[[ RECORDS FOR THIS TASK, beginning ]]

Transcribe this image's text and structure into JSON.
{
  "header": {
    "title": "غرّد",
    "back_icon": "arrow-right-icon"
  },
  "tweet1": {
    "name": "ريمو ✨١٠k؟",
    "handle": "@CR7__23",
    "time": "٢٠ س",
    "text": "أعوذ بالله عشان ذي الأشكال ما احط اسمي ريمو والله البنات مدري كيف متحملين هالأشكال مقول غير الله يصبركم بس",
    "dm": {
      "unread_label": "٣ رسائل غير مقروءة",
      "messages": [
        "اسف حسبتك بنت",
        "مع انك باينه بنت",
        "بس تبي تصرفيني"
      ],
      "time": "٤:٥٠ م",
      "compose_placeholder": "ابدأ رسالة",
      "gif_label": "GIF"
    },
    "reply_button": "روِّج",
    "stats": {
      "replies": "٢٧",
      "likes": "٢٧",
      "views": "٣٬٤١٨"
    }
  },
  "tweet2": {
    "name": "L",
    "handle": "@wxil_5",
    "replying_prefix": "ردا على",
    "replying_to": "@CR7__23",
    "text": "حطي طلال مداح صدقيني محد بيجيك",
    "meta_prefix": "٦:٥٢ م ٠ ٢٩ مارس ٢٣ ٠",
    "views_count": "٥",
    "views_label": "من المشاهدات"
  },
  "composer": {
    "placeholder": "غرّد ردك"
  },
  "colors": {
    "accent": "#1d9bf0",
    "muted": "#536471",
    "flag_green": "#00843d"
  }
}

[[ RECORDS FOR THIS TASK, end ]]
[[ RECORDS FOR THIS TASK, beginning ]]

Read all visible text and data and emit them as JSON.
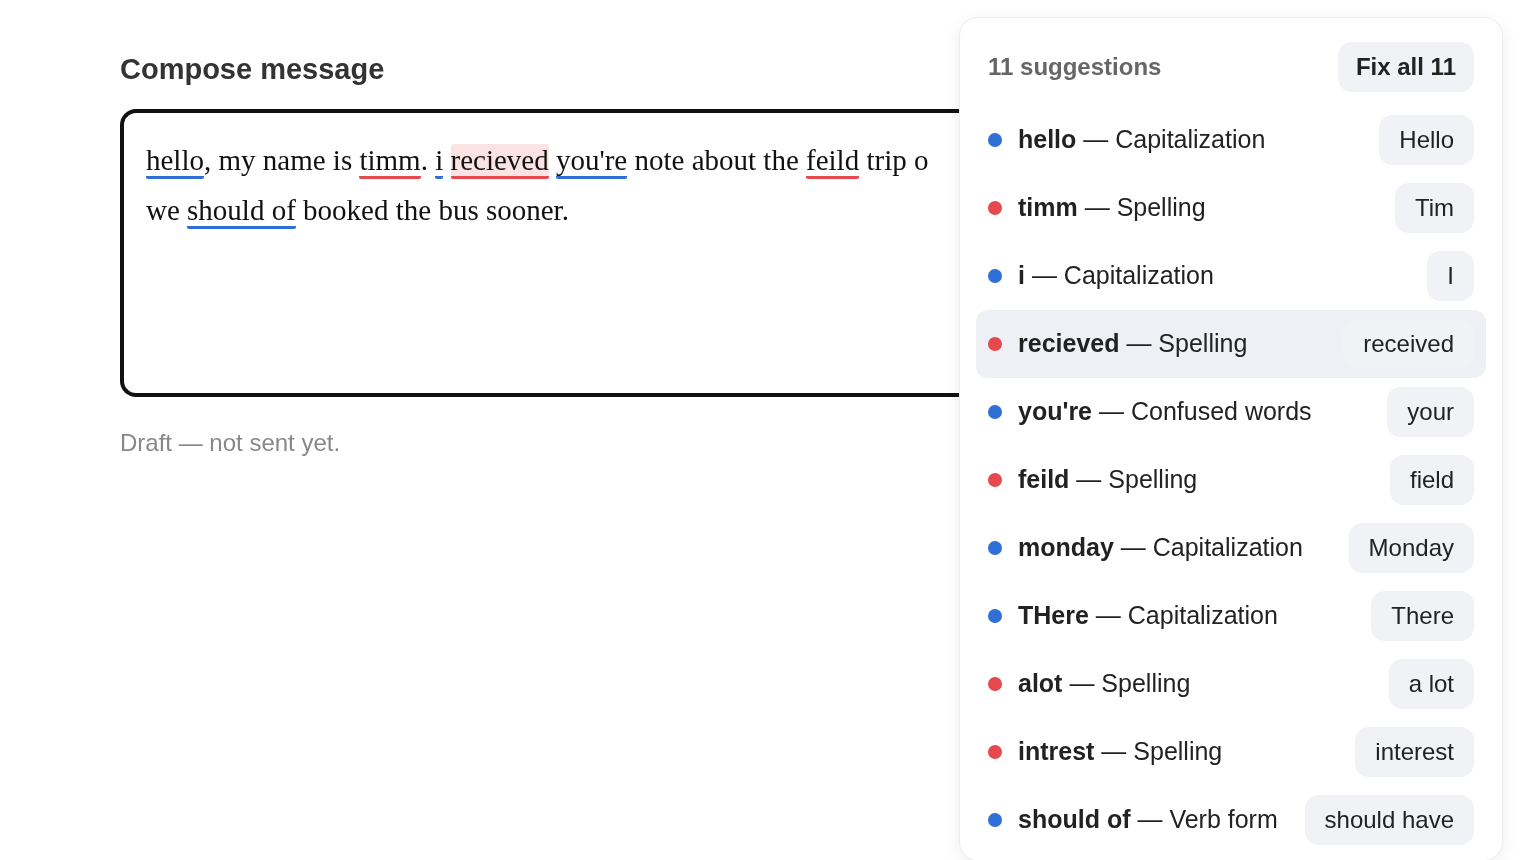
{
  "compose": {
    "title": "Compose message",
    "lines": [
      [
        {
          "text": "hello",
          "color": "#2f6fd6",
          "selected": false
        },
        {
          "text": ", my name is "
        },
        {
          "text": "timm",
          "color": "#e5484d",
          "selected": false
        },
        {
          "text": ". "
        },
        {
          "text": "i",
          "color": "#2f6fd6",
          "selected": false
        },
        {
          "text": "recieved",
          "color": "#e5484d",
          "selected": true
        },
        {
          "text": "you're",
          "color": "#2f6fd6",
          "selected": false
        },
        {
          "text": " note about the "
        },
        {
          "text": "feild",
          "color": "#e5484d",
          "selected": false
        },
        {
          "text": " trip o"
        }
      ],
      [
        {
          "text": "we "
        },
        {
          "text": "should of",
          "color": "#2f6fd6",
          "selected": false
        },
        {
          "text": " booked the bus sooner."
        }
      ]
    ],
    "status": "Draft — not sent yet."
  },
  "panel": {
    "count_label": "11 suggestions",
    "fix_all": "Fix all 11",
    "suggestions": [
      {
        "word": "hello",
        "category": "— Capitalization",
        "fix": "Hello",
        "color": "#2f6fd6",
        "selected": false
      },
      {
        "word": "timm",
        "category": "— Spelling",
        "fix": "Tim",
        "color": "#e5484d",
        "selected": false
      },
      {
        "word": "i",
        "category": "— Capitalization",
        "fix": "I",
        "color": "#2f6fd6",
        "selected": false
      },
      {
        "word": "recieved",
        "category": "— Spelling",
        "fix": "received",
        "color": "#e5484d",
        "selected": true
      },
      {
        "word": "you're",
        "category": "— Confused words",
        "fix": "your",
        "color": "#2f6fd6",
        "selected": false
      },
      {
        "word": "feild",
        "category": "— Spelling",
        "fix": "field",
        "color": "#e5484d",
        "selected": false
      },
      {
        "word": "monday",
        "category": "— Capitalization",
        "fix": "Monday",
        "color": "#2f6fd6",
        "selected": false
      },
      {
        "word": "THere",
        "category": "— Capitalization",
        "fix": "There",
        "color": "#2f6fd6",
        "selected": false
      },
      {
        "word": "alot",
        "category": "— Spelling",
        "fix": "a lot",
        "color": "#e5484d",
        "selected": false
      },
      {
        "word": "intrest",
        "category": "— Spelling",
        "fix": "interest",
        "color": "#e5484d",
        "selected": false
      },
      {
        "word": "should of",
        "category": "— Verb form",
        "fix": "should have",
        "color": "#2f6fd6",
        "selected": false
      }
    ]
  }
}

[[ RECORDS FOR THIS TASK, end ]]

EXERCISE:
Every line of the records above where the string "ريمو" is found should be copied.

ANSWER SPACE:
    "name": "ريمو ✨١٠k؟",
    "text": "أعوذ بالله عشان ذي الأشكال ما احط اسمي ريمو والله البنات مدري كيف متحملين هالأشكال مقول غير الله يصبركم بس",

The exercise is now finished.